Rentals of affordable housing have also held up very well.
Dubai residents are increasingly moving towards affordable community houses in the wake of the coronavirus outbreak as they now prefer bigger and more open spaces, property developers say.
“There has been a major shift towards affordable community living. So, for example, rather than living in a building in a non-freehold area like Bur Dubai, people are now shifting towards more affordable community living because we have seen the downward push in prices,” said Farooq Syed, CEO of Spring?eld Real Estate. “People prefer staying in communities along Al Qudra Road. In Al Barsha, we are seeing internal migration as well.”
He noted villa and townhouse projects – such as Majid Al Futtaim’s Tilal Al Ghaf – were successful as there was still demand for such homes. Launched in February 2020, the townhouse project was sold out within weeks.
“The reason is that the brand name is there. People are preferring to buy community living compared to going to a development that is just a standalone by itself.”
According to Asteco, 31,000 units were delivered in 2019 in Dubai, including 7,400 villas with communities such as Dubai Hills Estate, Akoya Oxygen and Damac Hills accounting for a bulk of handovers. ValuStrat, meanwhile, says 10,800 villas are expected to be handed over in 2020 and deliveries will increase to 11,900 in 2021.
Harry Tregoning, managing partner at Tregoning Property, also stated that the trend is very much going towards villas and townhouses.
“Families with children who were locked down during Covid-19 don’t want to experience that again. As a result, a lot of people are keen to go to villas. The rentals of affordable housing have also held up very well. People are very happy with the communities that have schools and hospitals.
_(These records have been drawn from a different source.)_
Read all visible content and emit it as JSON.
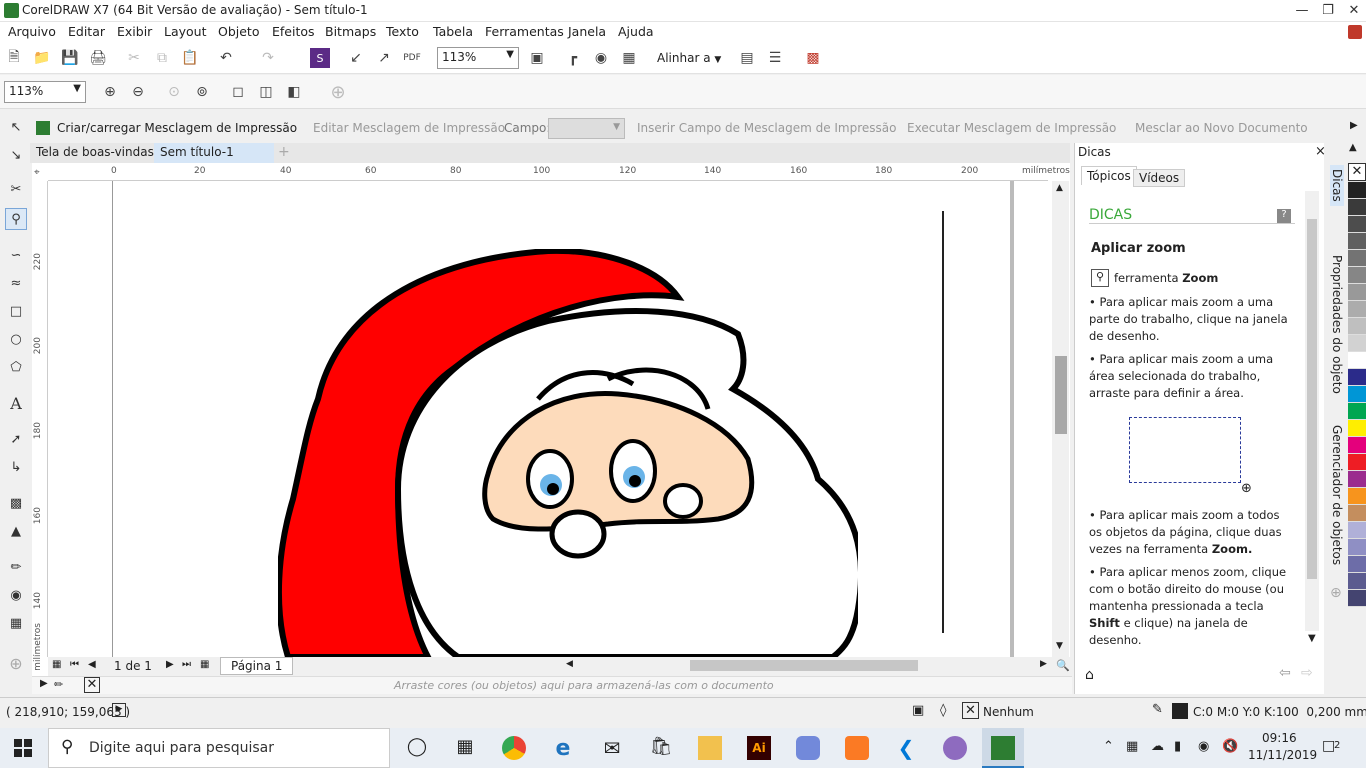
{
  "window": {
    "title": "CorelDRAW X7 (64 Bit Versão de avaliação) - Sem título-1"
  },
  "menu": [
    "Arquivo",
    "Editar",
    "Exibir",
    "Layout",
    "Objeto",
    "Efeitos",
    "Bitmaps",
    "Texto",
    "Tabela",
    "Ferramentas",
    "Janela",
    "Ajuda"
  ],
  "toolbar": {
    "zoom_value": "113%",
    "align_label": "Alinhar a"
  },
  "toolbar2": {
    "zoom_value": "113%"
  },
  "mergebar": {
    "create": "Criar/carregar Mesclagem de Impressão",
    "edit": "Editar Mesclagem de Impressão",
    "field_label": "Campo:",
    "insert": "Inserir Campo de Mesclagem de Impressão",
    "execute": "Executar Mesclagem de Impressão",
    "merge_new": "Mesclar ao Novo Documento"
  },
  "doc_tabs": [
    "Tela de boas-vindas",
    "Sem título-1"
  ],
  "ruler": {
    "unit": "milímetros",
    "h_ticks": [
      "0",
      "20",
      "40",
      "60",
      "80",
      "100",
      "120",
      "140",
      "160",
      "180",
      "200"
    ],
    "v_ticks": [
      "220",
      "200",
      "180",
      "160",
      "140"
    ]
  },
  "pagebar": {
    "count": "1 de 1",
    "page_tab": "Página 1"
  },
  "colorbar_hint": "Arraste cores (ou objetos) aqui para armazená-las com o documento",
  "docker": {
    "title": "Dicas",
    "tabs": [
      "Tópicos",
      "Vídeos"
    ],
    "heading": "DICAS",
    "subheading": "Aplicar zoom",
    "tool_text": "ferramenta",
    "tool_name": "Zoom",
    "bullets": [
      "Para aplicar mais zoom a uma parte do trabalho, clique na janela de desenho.",
      "Para aplicar mais zoom a uma área selecionada do trabalho, arraste para definir a área."
    ],
    "bullet3_text": "Para aplicar mais zoom a todos os objetos da página, clique duas vezes na ferramenta",
    "bullet3_bold": "Zoom.",
    "bullet4_a": "Para aplicar menos zoom, clique com o botão direito do mouse (ou mantenha pressionada a tecla",
    "bullet4_bold": "Shift",
    "bullet4_b": "e clique) na janela de desenho."
  },
  "side_tabs": [
    "Dicas",
    "Propriedades do objeto",
    "Gerenciador de objetos"
  ],
  "palette": [
    "#ffffff",
    "#222222",
    "#3a3a3a",
    "#4d4d4d",
    "#606060",
    "#737373",
    "#868686",
    "#999999",
    "#acacac",
    "#bfbfbf",
    "#d2d2d2",
    "#ffffff",
    "#2b2b8a",
    "#0096d6",
    "#00a651",
    "#ffee00",
    "#e4007c",
    "#ee1d24",
    "#9b2c8e",
    "#f7941d",
    "#c48e5e",
    "#b0b0d8",
    "#8f8fc4",
    "#6d6da8",
    "#5b5b8f",
    "#444470"
  ],
  "status": {
    "coords": "( 218,910; 159,063 )",
    "fill": "Nenhum",
    "outline": "C:0 M:0 Y:0 K:100  0,200 mm"
  },
  "taskbar": {
    "search_placeholder": "Digite aqui para pesquisar",
    "time": "09:16",
    "date": "11/11/2019",
    "badge": "2"
  }
}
These are good opportunities for people looking to stay here longer,” he said during a webinar.
With US Federal Reserve rates at a record low, Richard Boyd, director at Mortgage Finder, said the average loan size has increased as the people are moving away from apartments to villas for extra space.
Syed noted that developers with ready stocks brought about longer payment plans but bigger players haven’t changed their offerings much over the last few months.
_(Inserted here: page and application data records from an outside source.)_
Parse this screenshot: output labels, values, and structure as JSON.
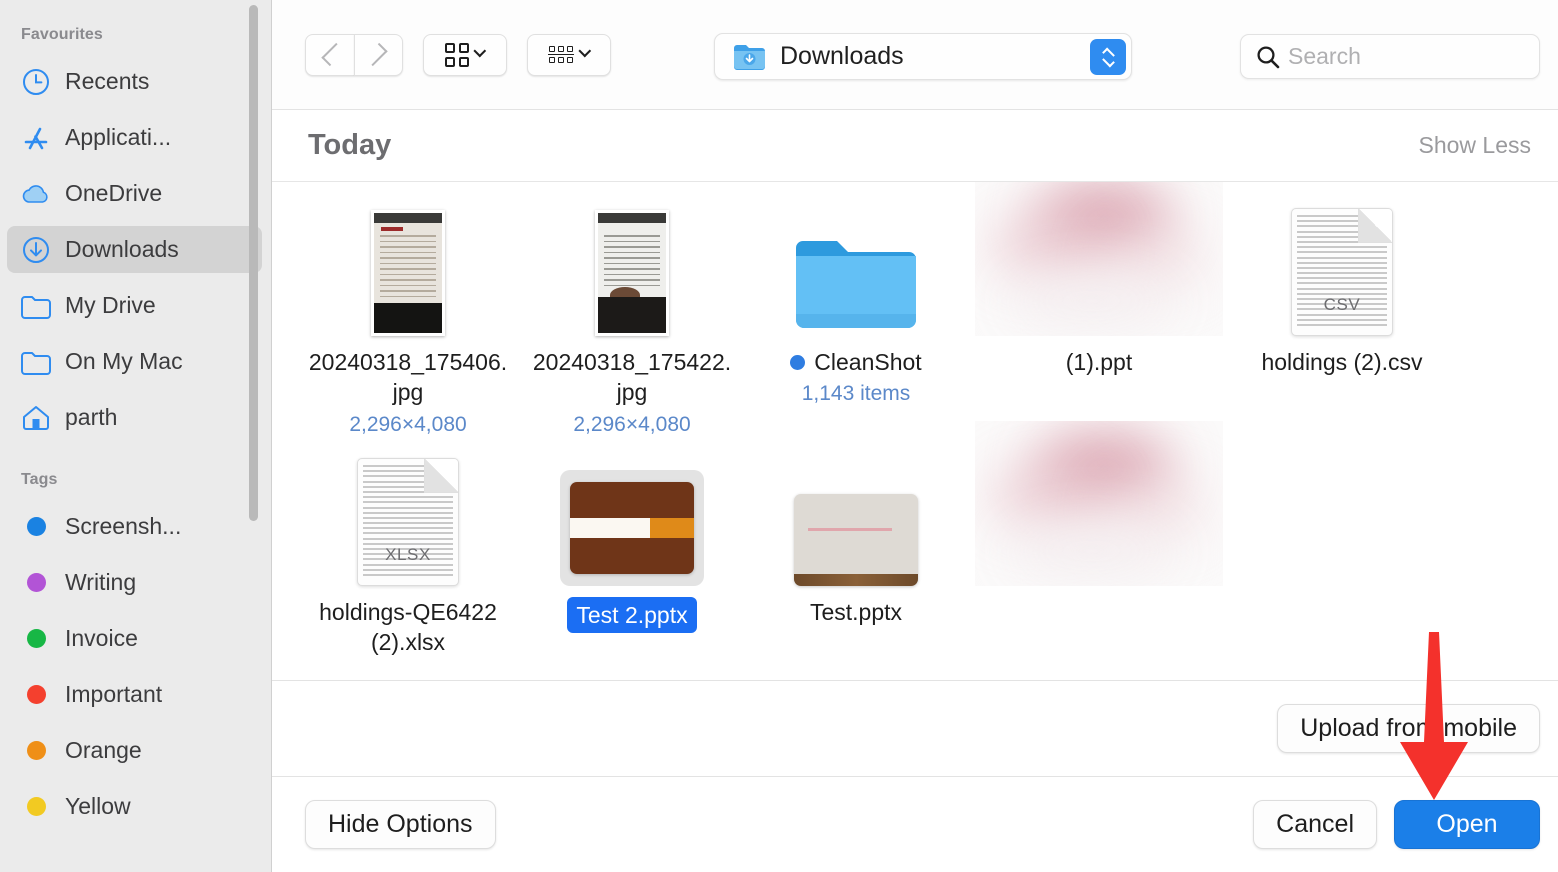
{
  "sidebar": {
    "favourites_title": "Favourites",
    "favourites": [
      {
        "label": "Recents",
        "icon": "clock-icon",
        "selected": false
      },
      {
        "label": "Applicati...",
        "icon": "app-store-icon",
        "selected": false
      },
      {
        "label": "OneDrive",
        "icon": "cloud-icon",
        "selected": false
      },
      {
        "label": "Downloads",
        "icon": "download-icon",
        "selected": true
      },
      {
        "label": "My Drive",
        "icon": "folder-icon",
        "selected": false
      },
      {
        "label": "On My Mac",
        "icon": "folder-icon",
        "selected": false
      },
      {
        "label": "parth",
        "icon": "home-icon",
        "selected": false
      }
    ],
    "tags_title": "Tags",
    "tags": [
      {
        "label": "Screensh...",
        "color": "#1a82e2"
      },
      {
        "label": "Writing",
        "color": "#b254d6"
      },
      {
        "label": "Invoice",
        "color": "#17b745"
      },
      {
        "label": "Important",
        "color": "#f4402e"
      },
      {
        "label": "Orange",
        "color": "#ef8f17"
      },
      {
        "label": "Yellow",
        "color": "#f2ca22"
      }
    ]
  },
  "toolbar": {
    "back_label": "Back",
    "forward_label": "Forward",
    "icon_view_label": "Icon View",
    "group_view_label": "Group By",
    "path_label": "Downloads",
    "search_placeholder": "Search",
    "search_value": ""
  },
  "group": {
    "title": "Today",
    "show_less_label": "Show Less"
  },
  "files": {
    "row1": [
      {
        "name": "20240318_175406.jpg",
        "meta": "2,296×4,080",
        "kind": "photo-portrait",
        "selected": false,
        "tag_dot": null
      },
      {
        "name": "20240318_175422.jpg",
        "meta": "2,296×4,080",
        "kind": "photo-notes",
        "selected": false,
        "tag_dot": null
      },
      {
        "name": "CleanShot",
        "meta": "1,143 items",
        "kind": "folder",
        "selected": false,
        "tag_dot": "#2f7de1"
      },
      {
        "name": "(1).ppt",
        "meta": "",
        "kind": "blurred",
        "selected": false,
        "tag_dot": null
      },
      {
        "name": "holdings (2).csv",
        "meta": "",
        "kind": "doc-csv",
        "selected": false,
        "tag_dot": null,
        "ext": "CSV"
      }
    ],
    "row2": [
      {
        "name": "holdings-QE6422 (2).xlsx",
        "meta": "",
        "kind": "doc-xlsx",
        "selected": false,
        "tag_dot": null,
        "ext": "XLSX"
      },
      {
        "name": "Test 2.pptx",
        "meta": "",
        "kind": "slide-brown",
        "selected": true,
        "tag_dot": null
      },
      {
        "name": "Test.pptx",
        "meta": "",
        "kind": "slide-white",
        "selected": false,
        "tag_dot": null
      },
      {
        "name": "",
        "meta": "",
        "kind": "blurred",
        "selected": false,
        "tag_dot": null
      }
    ]
  },
  "options": {
    "upload_from_mobile_label": "Upload from mobile"
  },
  "footer": {
    "hide_options_label": "Hide Options",
    "cancel_label": "Cancel",
    "open_label": "Open"
  },
  "annotation": {
    "arrow_color": "#f4312c",
    "points_to": "Open"
  }
}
He sees that developers have shifted their focus more towards payment plans like removing Dubai Land Department (DLD) fees, making it easier for first-time buyers to get onto that property ladder and that make the primary market is as attractive as the secondary – if not more attractive.
For the secondary market, buyers need that 25 per cent down payment, four per cent DLD fee, two per cent commission, plus other miscellaneous expenses. In total, this comes to around 30-31 per cent. Whereas, when you go for an off-plan development, you can sort of get onto the property ladder with just 10 per cent down payment.
“While some developers, who have their projects close to handover, give around 25 per cent and 75 per cent payment plans, where you pay that first 25 per cent during the construction period of one year. Clients might not have that 30 per cent cash ready but they can divide that also over one year and then pay the remaining by taking the payment plan from the developer or get a bank to come in and finance the rest,” said Syed.
Source: Khaleej Times, Waheed Abbas, https://www.khaleejtimes.com/business/real-estate/space-race-dubai-residents-opting-for-bigger-homes-post-covid–